Recently, Condé Nast Traveler used its Readers’ Choice Awards to produce a list of the Top 5 Cities in Central & South America. In principle, I’m averse to such listicles but, nevertheless, I can’t look away completely. Thus, I’ve decided to comment on the survey and, then, produce a list of my own that will, hopefully, provided a credible corrective or supplement. I subscribe to the magazine – at about US$12 per year, that’s no big sacrifice - but the survey itself appears online.
Condé Nast’s No. 1 city is Buenos Aires (pictured above) which, of course, I cover in my own city guide and in guides to Argentina and Patagonia (additional comments below). No. 2 is Cusco which, though I haven’t visited Peru for many years now, is certainly a credible choice for its Inka and colonial heritage, and as a historic gateway to Machu Picchu. I got to know it in my backpacker days and, though it’s certainly changed now, it’s hard to dismiss it from such a list.

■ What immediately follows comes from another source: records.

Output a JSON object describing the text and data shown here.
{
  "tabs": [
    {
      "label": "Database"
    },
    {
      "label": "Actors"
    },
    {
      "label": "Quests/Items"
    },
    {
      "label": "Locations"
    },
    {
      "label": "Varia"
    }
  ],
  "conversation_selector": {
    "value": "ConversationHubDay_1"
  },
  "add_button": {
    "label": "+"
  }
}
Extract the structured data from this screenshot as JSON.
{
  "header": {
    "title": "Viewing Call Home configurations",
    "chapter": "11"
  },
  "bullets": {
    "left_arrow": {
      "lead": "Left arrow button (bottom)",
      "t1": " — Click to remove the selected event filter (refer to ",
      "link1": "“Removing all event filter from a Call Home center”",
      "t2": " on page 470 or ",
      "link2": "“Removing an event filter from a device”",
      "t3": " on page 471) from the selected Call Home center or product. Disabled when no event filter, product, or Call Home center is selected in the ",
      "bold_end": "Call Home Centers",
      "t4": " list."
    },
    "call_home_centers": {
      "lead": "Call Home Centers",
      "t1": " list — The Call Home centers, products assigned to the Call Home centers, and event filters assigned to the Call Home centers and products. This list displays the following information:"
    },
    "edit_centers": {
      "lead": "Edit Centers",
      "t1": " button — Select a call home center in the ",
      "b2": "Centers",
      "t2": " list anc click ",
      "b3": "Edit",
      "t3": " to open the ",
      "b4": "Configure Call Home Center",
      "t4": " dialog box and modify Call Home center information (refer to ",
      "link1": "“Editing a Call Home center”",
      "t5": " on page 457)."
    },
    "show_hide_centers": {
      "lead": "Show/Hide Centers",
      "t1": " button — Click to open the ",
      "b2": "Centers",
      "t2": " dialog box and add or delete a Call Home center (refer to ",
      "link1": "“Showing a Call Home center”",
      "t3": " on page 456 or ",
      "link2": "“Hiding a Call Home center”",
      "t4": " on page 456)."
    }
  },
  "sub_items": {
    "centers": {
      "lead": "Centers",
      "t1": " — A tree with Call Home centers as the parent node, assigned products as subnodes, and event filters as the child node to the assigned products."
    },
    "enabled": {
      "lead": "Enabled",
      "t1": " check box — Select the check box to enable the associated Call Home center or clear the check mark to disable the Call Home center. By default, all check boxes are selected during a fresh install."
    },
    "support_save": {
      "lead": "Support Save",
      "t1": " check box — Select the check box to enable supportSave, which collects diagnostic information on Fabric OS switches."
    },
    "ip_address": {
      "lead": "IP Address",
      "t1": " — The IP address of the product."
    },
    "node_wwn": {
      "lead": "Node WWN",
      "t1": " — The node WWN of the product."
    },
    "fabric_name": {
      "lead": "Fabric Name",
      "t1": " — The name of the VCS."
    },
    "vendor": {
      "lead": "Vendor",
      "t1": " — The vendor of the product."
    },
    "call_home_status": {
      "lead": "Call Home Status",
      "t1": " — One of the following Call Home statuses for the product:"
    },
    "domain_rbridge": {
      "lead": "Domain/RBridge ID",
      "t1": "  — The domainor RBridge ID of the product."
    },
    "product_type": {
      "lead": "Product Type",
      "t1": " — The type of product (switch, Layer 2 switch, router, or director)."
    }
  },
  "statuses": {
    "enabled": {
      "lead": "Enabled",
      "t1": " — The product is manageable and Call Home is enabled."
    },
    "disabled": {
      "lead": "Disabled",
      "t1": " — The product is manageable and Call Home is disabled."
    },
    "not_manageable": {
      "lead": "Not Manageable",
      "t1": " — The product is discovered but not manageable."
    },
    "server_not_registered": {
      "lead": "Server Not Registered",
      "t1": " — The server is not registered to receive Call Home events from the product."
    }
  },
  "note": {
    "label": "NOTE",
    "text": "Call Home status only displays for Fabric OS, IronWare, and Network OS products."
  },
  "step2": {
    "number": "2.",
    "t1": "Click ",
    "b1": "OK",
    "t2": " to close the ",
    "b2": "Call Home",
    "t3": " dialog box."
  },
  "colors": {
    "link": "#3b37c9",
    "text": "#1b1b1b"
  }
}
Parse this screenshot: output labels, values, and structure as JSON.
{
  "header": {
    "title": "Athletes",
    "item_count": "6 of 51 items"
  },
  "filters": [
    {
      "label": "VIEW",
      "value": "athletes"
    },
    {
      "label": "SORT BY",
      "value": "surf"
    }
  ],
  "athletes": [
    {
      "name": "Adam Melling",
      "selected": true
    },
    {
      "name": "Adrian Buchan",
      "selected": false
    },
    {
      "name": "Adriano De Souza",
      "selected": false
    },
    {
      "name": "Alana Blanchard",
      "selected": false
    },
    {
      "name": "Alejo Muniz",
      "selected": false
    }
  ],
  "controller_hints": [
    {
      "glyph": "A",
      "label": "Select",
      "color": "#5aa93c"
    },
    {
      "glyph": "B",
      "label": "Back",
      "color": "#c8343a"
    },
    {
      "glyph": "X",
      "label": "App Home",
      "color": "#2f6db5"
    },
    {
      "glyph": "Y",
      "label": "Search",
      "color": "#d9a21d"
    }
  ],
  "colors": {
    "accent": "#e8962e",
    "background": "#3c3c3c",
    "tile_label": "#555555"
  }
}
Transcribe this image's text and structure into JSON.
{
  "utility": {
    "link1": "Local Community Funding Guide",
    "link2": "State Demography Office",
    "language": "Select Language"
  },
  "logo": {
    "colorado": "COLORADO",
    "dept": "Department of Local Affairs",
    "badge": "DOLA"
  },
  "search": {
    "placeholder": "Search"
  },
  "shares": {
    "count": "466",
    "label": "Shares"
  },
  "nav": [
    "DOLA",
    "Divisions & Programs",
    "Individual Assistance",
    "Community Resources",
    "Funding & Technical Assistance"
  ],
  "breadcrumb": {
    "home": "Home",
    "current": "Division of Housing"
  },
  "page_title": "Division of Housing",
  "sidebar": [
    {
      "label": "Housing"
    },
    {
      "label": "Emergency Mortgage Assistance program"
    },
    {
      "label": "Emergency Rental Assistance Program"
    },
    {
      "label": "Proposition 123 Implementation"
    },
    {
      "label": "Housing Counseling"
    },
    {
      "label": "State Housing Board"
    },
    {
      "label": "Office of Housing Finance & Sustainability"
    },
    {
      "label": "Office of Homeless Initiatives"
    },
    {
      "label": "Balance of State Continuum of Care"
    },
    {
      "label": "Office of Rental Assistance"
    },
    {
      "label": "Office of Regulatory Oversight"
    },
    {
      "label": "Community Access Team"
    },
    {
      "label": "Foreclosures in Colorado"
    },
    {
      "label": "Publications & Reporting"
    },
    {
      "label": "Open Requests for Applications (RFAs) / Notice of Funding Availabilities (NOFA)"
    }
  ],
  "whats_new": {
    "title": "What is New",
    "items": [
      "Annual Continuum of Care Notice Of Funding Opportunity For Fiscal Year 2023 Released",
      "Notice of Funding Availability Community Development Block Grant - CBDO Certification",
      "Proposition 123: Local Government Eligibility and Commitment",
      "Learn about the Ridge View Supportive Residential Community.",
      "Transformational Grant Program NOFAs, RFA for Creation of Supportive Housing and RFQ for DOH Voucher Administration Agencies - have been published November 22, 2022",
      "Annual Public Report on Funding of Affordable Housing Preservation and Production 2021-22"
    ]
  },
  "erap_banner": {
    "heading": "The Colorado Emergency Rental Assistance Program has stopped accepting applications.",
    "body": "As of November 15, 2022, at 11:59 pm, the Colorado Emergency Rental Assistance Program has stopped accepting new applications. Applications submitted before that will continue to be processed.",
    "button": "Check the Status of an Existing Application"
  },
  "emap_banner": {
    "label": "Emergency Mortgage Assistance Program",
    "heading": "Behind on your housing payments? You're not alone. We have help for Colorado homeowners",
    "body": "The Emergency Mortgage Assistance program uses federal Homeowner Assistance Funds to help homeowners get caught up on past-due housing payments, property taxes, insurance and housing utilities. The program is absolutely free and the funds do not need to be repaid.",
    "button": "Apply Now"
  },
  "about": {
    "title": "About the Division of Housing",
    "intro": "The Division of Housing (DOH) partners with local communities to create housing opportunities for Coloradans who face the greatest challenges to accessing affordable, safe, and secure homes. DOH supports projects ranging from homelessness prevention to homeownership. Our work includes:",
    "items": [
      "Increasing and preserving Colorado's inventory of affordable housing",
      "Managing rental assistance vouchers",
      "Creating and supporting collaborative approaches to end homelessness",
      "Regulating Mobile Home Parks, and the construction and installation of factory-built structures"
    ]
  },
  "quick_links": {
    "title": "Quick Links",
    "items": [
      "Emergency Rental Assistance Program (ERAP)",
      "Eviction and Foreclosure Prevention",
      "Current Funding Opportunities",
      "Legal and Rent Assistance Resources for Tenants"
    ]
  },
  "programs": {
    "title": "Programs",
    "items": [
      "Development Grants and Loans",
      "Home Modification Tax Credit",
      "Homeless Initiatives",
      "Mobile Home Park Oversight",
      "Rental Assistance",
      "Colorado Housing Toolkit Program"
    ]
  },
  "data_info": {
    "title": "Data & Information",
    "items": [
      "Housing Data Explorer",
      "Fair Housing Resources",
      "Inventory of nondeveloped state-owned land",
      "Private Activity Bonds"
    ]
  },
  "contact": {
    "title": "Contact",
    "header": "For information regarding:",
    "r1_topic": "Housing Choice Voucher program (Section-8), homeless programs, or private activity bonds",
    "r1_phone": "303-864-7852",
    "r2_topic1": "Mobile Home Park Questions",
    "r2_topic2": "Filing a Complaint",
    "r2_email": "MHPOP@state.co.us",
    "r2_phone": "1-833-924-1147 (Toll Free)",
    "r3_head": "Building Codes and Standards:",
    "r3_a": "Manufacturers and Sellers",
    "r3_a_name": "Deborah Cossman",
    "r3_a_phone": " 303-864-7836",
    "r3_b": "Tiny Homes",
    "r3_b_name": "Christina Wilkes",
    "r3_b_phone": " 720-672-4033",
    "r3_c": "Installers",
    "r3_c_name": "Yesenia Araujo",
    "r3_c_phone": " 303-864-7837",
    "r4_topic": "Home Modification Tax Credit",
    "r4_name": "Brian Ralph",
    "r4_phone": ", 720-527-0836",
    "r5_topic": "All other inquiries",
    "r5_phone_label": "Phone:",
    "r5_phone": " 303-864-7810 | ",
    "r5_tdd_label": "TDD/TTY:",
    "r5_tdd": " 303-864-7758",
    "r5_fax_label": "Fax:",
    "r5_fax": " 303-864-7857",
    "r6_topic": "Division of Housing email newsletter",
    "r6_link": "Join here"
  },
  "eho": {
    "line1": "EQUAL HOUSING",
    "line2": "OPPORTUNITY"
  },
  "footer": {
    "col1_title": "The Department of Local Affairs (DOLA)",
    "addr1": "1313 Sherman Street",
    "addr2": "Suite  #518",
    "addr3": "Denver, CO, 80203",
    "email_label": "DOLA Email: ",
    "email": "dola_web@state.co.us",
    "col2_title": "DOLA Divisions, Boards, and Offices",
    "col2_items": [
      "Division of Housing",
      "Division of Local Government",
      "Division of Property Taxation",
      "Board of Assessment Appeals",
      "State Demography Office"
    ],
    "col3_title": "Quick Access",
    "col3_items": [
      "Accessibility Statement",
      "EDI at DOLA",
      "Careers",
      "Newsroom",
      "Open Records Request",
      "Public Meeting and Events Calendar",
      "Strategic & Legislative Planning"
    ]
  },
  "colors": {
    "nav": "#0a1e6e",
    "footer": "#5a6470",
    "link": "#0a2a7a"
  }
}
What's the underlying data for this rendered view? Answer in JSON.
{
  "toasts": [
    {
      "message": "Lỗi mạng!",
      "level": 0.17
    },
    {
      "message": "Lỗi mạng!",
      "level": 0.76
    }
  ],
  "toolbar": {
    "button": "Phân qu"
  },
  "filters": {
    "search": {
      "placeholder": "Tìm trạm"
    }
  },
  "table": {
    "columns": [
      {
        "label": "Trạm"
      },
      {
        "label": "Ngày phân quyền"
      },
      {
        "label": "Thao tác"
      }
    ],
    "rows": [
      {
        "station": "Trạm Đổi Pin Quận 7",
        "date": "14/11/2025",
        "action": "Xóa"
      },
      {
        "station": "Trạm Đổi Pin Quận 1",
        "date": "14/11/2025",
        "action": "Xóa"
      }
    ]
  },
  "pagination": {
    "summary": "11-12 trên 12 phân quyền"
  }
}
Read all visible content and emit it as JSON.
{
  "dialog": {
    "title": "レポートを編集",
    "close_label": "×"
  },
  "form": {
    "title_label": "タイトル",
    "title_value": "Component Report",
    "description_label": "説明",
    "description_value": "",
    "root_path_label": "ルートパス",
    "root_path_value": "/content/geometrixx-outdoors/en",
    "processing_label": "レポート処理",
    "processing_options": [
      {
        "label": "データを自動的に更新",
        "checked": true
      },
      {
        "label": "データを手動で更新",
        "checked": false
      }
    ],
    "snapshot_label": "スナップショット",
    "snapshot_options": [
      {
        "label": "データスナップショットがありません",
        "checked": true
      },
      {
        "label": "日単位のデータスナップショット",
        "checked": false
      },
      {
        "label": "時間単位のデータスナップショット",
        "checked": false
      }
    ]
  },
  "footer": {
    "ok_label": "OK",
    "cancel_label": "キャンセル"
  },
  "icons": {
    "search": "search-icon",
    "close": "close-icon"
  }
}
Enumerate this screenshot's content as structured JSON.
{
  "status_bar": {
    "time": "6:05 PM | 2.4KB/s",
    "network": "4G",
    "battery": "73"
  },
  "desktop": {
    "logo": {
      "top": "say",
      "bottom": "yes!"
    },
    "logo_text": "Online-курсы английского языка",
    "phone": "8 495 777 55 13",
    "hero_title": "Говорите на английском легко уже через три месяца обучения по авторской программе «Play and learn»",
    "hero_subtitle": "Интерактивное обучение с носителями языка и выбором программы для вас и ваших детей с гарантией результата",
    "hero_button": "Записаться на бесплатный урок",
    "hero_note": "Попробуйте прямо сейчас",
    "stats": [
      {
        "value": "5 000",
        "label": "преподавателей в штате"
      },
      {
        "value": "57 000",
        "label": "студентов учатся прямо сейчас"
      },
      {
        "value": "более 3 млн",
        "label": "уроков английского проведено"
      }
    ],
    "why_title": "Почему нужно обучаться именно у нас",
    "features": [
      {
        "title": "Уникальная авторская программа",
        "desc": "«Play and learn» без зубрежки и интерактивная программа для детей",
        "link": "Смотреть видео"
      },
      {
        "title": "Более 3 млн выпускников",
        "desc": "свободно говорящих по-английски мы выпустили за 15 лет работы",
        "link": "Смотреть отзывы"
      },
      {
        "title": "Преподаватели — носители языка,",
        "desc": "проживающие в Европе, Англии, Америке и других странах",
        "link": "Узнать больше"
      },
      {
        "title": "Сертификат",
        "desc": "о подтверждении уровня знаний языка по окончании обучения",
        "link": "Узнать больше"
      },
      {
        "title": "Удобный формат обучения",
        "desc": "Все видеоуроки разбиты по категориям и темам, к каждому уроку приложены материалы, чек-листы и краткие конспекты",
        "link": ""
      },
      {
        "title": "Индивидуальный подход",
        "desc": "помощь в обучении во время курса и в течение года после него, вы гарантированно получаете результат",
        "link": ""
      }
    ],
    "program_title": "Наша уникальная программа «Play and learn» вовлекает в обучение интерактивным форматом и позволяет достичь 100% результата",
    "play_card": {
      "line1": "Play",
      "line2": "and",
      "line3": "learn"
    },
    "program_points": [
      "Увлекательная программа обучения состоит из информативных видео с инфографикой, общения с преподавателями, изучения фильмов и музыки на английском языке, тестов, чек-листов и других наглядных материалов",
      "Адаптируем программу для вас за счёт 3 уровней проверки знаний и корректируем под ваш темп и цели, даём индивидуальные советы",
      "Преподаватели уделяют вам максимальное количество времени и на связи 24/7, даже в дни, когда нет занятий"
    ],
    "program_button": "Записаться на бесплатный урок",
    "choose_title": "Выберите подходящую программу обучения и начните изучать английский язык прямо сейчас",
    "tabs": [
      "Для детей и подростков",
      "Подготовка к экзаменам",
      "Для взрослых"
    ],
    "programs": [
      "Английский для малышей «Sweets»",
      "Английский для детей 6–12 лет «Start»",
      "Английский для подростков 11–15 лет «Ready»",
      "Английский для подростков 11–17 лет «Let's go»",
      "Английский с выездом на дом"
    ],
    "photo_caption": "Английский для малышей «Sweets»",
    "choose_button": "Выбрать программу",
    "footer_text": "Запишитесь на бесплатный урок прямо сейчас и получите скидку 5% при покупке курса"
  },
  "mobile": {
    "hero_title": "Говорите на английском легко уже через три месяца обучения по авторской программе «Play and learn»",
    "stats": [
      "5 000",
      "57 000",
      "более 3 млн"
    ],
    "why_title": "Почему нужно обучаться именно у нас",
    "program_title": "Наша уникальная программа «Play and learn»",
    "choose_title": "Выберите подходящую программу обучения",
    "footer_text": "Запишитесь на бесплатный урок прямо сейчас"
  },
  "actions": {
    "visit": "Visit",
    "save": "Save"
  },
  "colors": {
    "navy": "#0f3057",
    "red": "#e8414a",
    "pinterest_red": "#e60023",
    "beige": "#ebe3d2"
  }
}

No. 3 is Cartagena, Colombia (pictured above and below), for which I have a special affection as the first memorable city I ever saw in South America (flying from Costa Rica, I landed in the grubby Caribbean port of Barranquilla, which I’d sooner forget, but nearby colonial Cartagena’s walled city was unforgettable). Fortunately, I was able to return a few years ago, and it was better (though notably more expensive) than I remembered it from my backpacker days. I’m bewildered, though, that the magazine would even have to suggest visiting “the old part of the city, as well as the newer areas…” since the old part is the only part worth visiting. In the newer part, you might as well be in Miami.
No. 4 is Paraty, Brazil, a surprise choice that I really know nothing about. Personally, in my limited Brazilian experiences, I would choose Bahía (Salvador). No. 5 is Antigua Guatemala, the colonial capital ironically saved by an earthquake that forced the movement of the political capital 30 miles east to present-day Guatemala City. Antigua, which I covered in an early edition of Moon Handbooks Guatemala, has a remarkable critical mass of colonial architectural treasures, even if some of them are ruins or semi-ruins, and the presence of a rich Mayan culture in and around it.
My own Top 5 differs significantly from Condé Nast’s, but then it’s not crowd-sourced like theirs, which relies on polling based on vague standards of culture, friendliness, atmosphere, restaurants, lodging and shopping. I take a different approach which, though still subjective, has parallels with the standard I use to evaluate restaurants: “Would I go eat here again?” This reflects my own experience and, over the course of three decades experience, it covers the places I most look forward to returning to. The order that follows below is random.
In this I concur with Condé Nast readers, even if I detest the “Paris of the South” cliché – which needs to be retired sooner rather than later. Buenos Aires is not a European metropolis, but rather a New World immigrant city that’s more analogous to New York. For my part, it helps that I own property there, so I have all the benefits of travel while still being able to sleep in my own bed.
From my East Bay home, San Francisco is less than 20 minutes away by the Transbay Tube, but I rarely go there except en route to SFO for a flight to Argentina or Chile. I prefer to spend time in Valparaíso, the first major Pacific port on the Round-the-Horn route to the Gold Rush and, with its steep hills, cranky funiculars, brightly painted houses and cool summer fogs, “Valpo” is South America’s San Francisco. A UNESCO World Heritage Site, it also has longstanding historical links with California, as Isabel Allende (now a California resident) showed so vividly in her historical novel Daughter of Fortune.
COLONIA DEL SACRAMENTO
Barely an hour from Buenos Aires by ferry, the walled city of Colonia del Sacramento was a buffer between Portugal and Spain, and then between Brazil and Argentina, until Uruguay became an independent country. Towns of its antiquity, with its cobbled streets and low-slung houses, are unusual in southernmost South America. It’s a walker’s delight.
At the base of the Argentine Andes, Mendoza is a commercially driven world wine capital whose downtown street trees form, in the words of the late Mexican novelist Carlos Fuentes, a “roof of leaves woven together like the fingers of a huge circle of inseparable lovers.” Its park and plazas are a delight, while its backcountry can boast the “Roof of the Americas” in Cerro Aconcagua, the Western Hemisphere’s highest summit.
Stretching along the Strait of Magellan, Punta Arenas was Ground Zero for the “wool rush” that transformed the Patagonian steppes, in both Chile and Argentina, into massive sheep ranches that clothed Europe and made a handful of entrepreneurs rich and influential (more so in Argentina than in Chile, however). They left some memorable architecture, and the city’s also the gateway to the Fuegian fjords (pictured below).